room: E425 Corson Hall
B.A. 1994, University of Pennsylvania
M.A. 1994, University of Pennsylvania
Ph.D. 1999, University of California at Davis
Ecology and Evolutionary Biology
Other Cornell Affiliations:
Biodiversity, chemical ecology, coevolution, herbivory, phenotypic plasticity, phylogenetics and comparative biology, and species invasions
My research program addresses questions in the ecology and evolution of interactions between plants and animals. In particular, we focus on the generally antagonistic interactions between plants and insect herbivores and ultimately seek to understand the complexity of community-wide interactions. What ecological factors allow the coexistence of similar species? What evolutionary factors led to the diversification of species? In total, plants and insect herbivores comprise about one half of earth's macroscopic biodiversity and herbivory accounts for major losses in agriculture. Given that herbivory is the conduit through which most of plant's autotrophic energy is transmitted to the rest of the food web, the focus on plant-herbivore interactions in justifiably important. My approach to science includes 1) rigorous, manipulative field experiments to test for the importance of conceptually or theoretically developed interactions, 2) comparative phylogenetic approaches to describing deep evolutionary patterns which bear on long-standing hypotheses, 3) the search for novel interactions which may be pervasive in nature but have escaped our attention, and 4) a keen interest in teaching and mentoring students at all levels of education.
Recent Courses Taught
- BioEE 3610/3611 Advanced Ecology and Field Lab
- BioEE 3690 Chemical Ecology
- BioEE 7590 Special Topics in EEB: Plant-Insect Interactions Seminar

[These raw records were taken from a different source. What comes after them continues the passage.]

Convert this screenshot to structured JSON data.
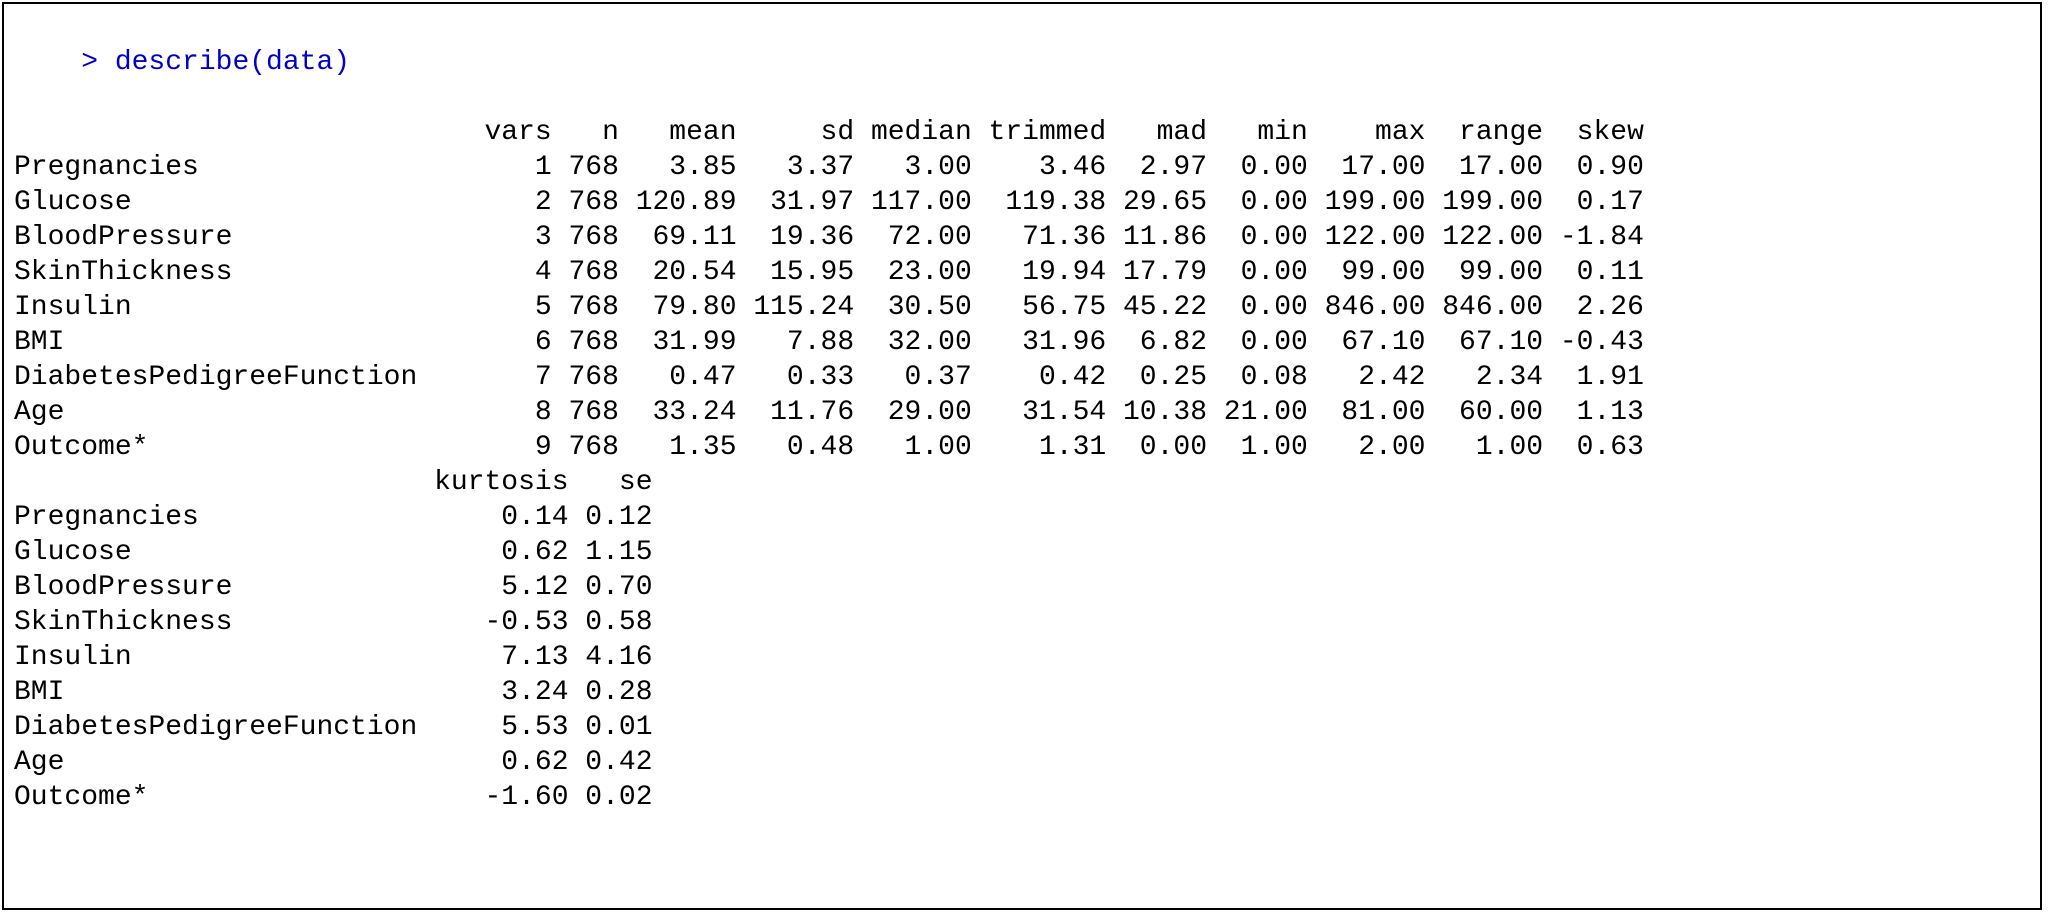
{
  "prompt_symbol": "> ",
  "command": "describe(data)",
  "block1": {
    "row_label_width": 24,
    "columns": [
      {
        "name": "vars",
        "width": 8
      },
      {
        "name": "n",
        "width": 4
      },
      {
        "name": "mean",
        "width": 7
      },
      {
        "name": "sd",
        "width": 7
      },
      {
        "name": "median",
        "width": 7
      },
      {
        "name": "trimmed",
        "width": 8
      },
      {
        "name": "mad",
        "width": 6
      },
      {
        "name": "min",
        "width": 6
      },
      {
        "name": "max",
        "width": 7
      },
      {
        "name": "range",
        "width": 7
      },
      {
        "name": "skew",
        "width": 6
      }
    ],
    "rows": [
      {
        "label": "Pregnancies",
        "vals": [
          "1",
          "768",
          "3.85",
          "3.37",
          "3.00",
          "3.46",
          "2.97",
          "0.00",
          "17.00",
          "17.00",
          "0.90"
        ]
      },
      {
        "label": "Glucose",
        "vals": [
          "2",
          "768",
          "120.89",
          "31.97",
          "117.00",
          "119.38",
          "29.65",
          "0.00",
          "199.00",
          "199.00",
          "0.17"
        ]
      },
      {
        "label": "BloodPressure",
        "vals": [
          "3",
          "768",
          "69.11",
          "19.36",
          "72.00",
          "71.36",
          "11.86",
          "0.00",
          "122.00",
          "122.00",
          "-1.84"
        ]
      },
      {
        "label": "SkinThickness",
        "vals": [
          "4",
          "768",
          "20.54",
          "15.95",
          "23.00",
          "19.94",
          "17.79",
          "0.00",
          "99.00",
          "99.00",
          "0.11"
        ]
      },
      {
        "label": "Insulin",
        "vals": [
          "5",
          "768",
          "79.80",
          "115.24",
          "30.50",
          "56.75",
          "45.22",
          "0.00",
          "846.00",
          "846.00",
          "2.26"
        ]
      },
      {
        "label": "BMI",
        "vals": [
          "6",
          "768",
          "31.99",
          "7.88",
          "32.00",
          "31.96",
          "6.82",
          "0.00",
          "67.10",
          "67.10",
          "-0.43"
        ]
      },
      {
        "label": "DiabetesPedigreeFunction",
        "vals": [
          "7",
          "768",
          "0.47",
          "0.33",
          "0.37",
          "0.42",
          "0.25",
          "0.08",
          "2.42",
          "2.34",
          "1.91"
        ]
      },
      {
        "label": "Age",
        "vals": [
          "8",
          "768",
          "33.24",
          "11.76",
          "29.00",
          "31.54",
          "10.38",
          "21.00",
          "81.00",
          "60.00",
          "1.13"
        ]
      },
      {
        "label": "Outcome*",
        "vals": [
          "9",
          "768",
          "1.35",
          "0.48",
          "1.00",
          "1.31",
          "0.00",
          "1.00",
          "2.00",
          "1.00",
          "0.63"
        ]
      }
    ]
  },
  "block2": {
    "row_label_width": 24,
    "columns": [
      {
        "name": "kurtosis",
        "width": 9
      },
      {
        "name": "se",
        "width": 5
      }
    ],
    "rows": [
      {
        "label": "Pregnancies",
        "vals": [
          "0.14",
          "0.12"
        ]
      },
      {
        "label": "Glucose",
        "vals": [
          "0.62",
          "1.15"
        ]
      },
      {
        "label": "BloodPressure",
        "vals": [
          "5.12",
          "0.70"
        ]
      },
      {
        "label": "SkinThickness",
        "vals": [
          "-0.53",
          "0.58"
        ]
      },
      {
        "label": "Insulin",
        "vals": [
          "7.13",
          "4.16"
        ]
      },
      {
        "label": "BMI",
        "vals": [
          "3.24",
          "0.28"
        ]
      },
      {
        "label": "DiabetesPedigreeFunction",
        "vals": [
          "5.53",
          "0.01"
        ]
      },
      {
        "label": "Age",
        "vals": [
          "0.62",
          "0.42"
        ]
      },
      {
        "label": "Outcome*",
        "vals": [
          "-1.60",
          "0.02"
        ]
      }
    ]
  }
}
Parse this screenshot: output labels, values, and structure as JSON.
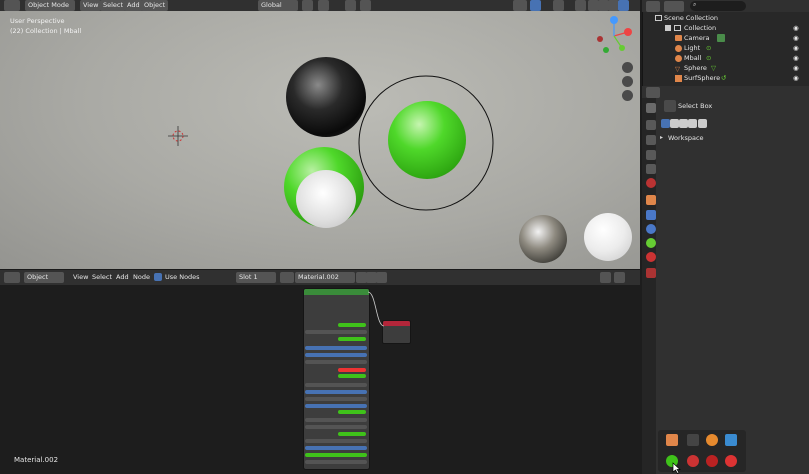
{
  "viewport_header": {
    "mode": "Object Mode",
    "menus": [
      "View",
      "Select",
      "Add",
      "Object"
    ],
    "orientation": "Global"
  },
  "viewport": {
    "view_name": "User Perspective",
    "collection_info": "(22) Collection | Mball"
  },
  "outliner": {
    "search_placeholder": "",
    "root": "Scene Collection",
    "collection": "Collection",
    "items": [
      {
        "name": "Camera",
        "icon": "camera-icon",
        "color": "#e0864a"
      },
      {
        "name": "Light",
        "icon": "light-icon",
        "color": "#e0864a"
      },
      {
        "name": "Mball",
        "icon": "metaball-icon",
        "color": "#e0864a"
      },
      {
        "name": "Sphere",
        "icon": "mesh-icon",
        "color": "#e0864a"
      },
      {
        "name": "SurfSphere",
        "icon": "surface-icon",
        "color": "#e0864a"
      }
    ]
  },
  "properties": {
    "tool_name": "Select Box",
    "workspace_label": "Workspace"
  },
  "node_header": {
    "editor": "Object",
    "menus": [
      "View",
      "Select",
      "Add",
      "Node"
    ],
    "use_nodes_label": "Use Nodes",
    "slot": "Slot 1",
    "material": "Material.002"
  },
  "node_editor": {
    "material_label": "Material.002",
    "bsdf_node_title": "Principled BSDF",
    "output_node_title": "Material Output"
  },
  "colors": {
    "accent": "#4772b3",
    "green_material": "#3fc21a",
    "outliner_bg": "#282828",
    "panel_bg": "#303030"
  }
}
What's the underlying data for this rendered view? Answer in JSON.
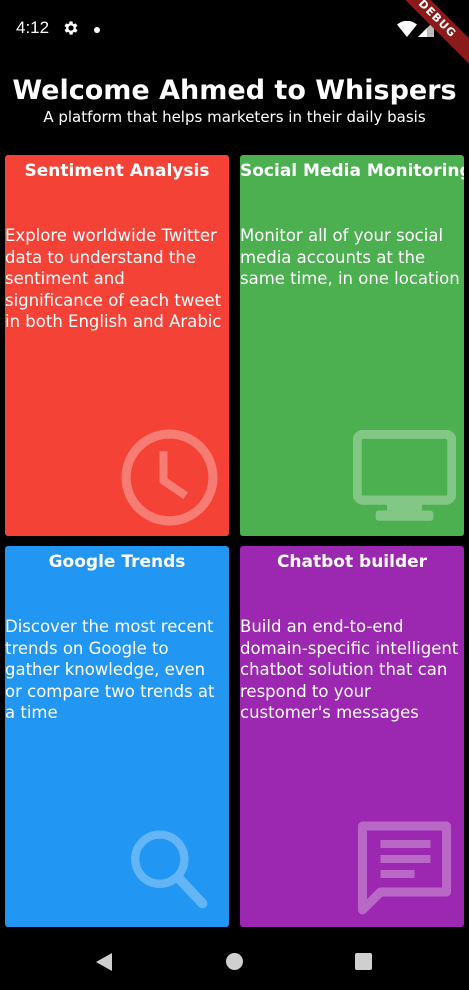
{
  "status_bar": {
    "time": "4:12",
    "debug_label": "DEBUG"
  },
  "header": {
    "title": "Welcome Ahmed to Whispers",
    "subtitle": "A platform that helps marketers in their daily basis"
  },
  "cards": [
    {
      "title": "Sentiment Analysis",
      "description": "Explore worldwide Twitter data to understand the sentiment and significance of each tweet in both English and Arabic",
      "color": "#f44336",
      "icon": "clock-icon"
    },
    {
      "title": "Social Media Monitoring",
      "description": "Monitor all of your social media accounts at the same time, in one location",
      "color": "#4caf50",
      "icon": "monitor-icon"
    },
    {
      "title": "Google Trends",
      "description": "Discover the most recent trends on Google to gather knowledge, even or compare two trends at a time",
      "color": "#2196f3",
      "icon": "search-icon"
    },
    {
      "title": "Chatbot builder",
      "description": "Build an end-to-end domain-specific intelligent chatbot solution that can respond to your customer's messages",
      "color": "#9c27b0",
      "icon": "chat-message-icon"
    }
  ],
  "nav_bar": {
    "icons": [
      "back-icon",
      "home-icon",
      "recents-icon"
    ]
  }
}
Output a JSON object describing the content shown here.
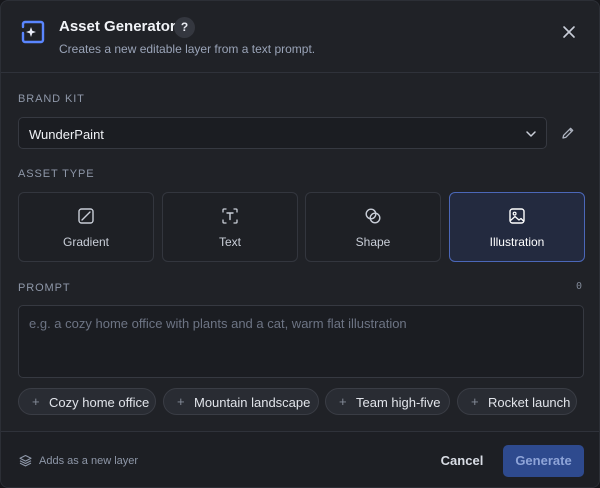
{
  "header": {
    "title": "Asset Generator",
    "help": "?",
    "subtitle": "Creates a new editable layer from a text prompt."
  },
  "brand_kit": {
    "label": "BRAND KIT",
    "value": "WunderPaint"
  },
  "asset_type": {
    "label": "ASSET TYPE",
    "options": [
      {
        "label": "Gradient",
        "icon": "gradient-icon"
      },
      {
        "label": "Text",
        "icon": "text-icon"
      },
      {
        "label": "Shape",
        "icon": "shape-icon"
      },
      {
        "label": "Illustration",
        "icon": "image-icon",
        "selected": true
      }
    ]
  },
  "prompt": {
    "label": "PROMPT",
    "counter": "0",
    "placeholder": "e.g. a cozy home office with plants and a cat, warm flat illustration",
    "value": ""
  },
  "suggestions": [
    {
      "label": "Cozy home office"
    },
    {
      "label": "Mountain landscape"
    },
    {
      "label": "Team high-five"
    },
    {
      "label": "Rocket launch"
    }
  ],
  "footer": {
    "note": "Adds as a new layer",
    "cancel": "Cancel",
    "generate": "Generate"
  },
  "colors": {
    "accent": "#4b67b8",
    "primary_button": "#2e4a8e",
    "background": "#202227"
  }
}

- BioG 4990 Independent Undergraduate Research in Biology
Rasmann, S. and A. A. Agrawal. 2011. Evolution of specialization: a phylogenetic study of host range in the red milkweed beetle (Tetraopes tetraophthalmus). American Naturalist (in press).
Cook-Patton, S. C., S. H. McArt, A. Parachnowitsch, J. S. Thaler, and A. A. Agrawal. 2011. A direct comparison of the ecosystem and community impacts of genotypic and species diversity. Ecology (in press).
Agrawal, A. A. 2011. Current trends in the evolutionary ecology of plant defense. Functional Ecology (in press).
Rasmann, S., A. C. Erwin, R. Halitschke, and A. A. Agrawal. 2011. Direct and indirect root defense of milkweed (Asclepias syriaca): trophic cascades, tradeoffs, and novel methods for studying subterranean herbivory. Journal of Ecology 99:16-25.
Mooney, K. A., R. Halitschke, A. Kessler, and A. A. Agrawal. 2010. Evolutionary tradeoffs in plants mediate the strength of trophic cascades. Science 327:1642-1644.
Agrawal, A. A., J-P. Salminen, and M. Fishbein. 2009. Phylogenetic trends in phenolic metabolism of milkweeds (Asclepias): Evidence for escalation. Evolution 63:663-673.
Futuyma, D. J. and A. A. Agrawal. 2009. Macroevolution and the biological diversity of plants and herbivores. PNAS 106:18054-18061.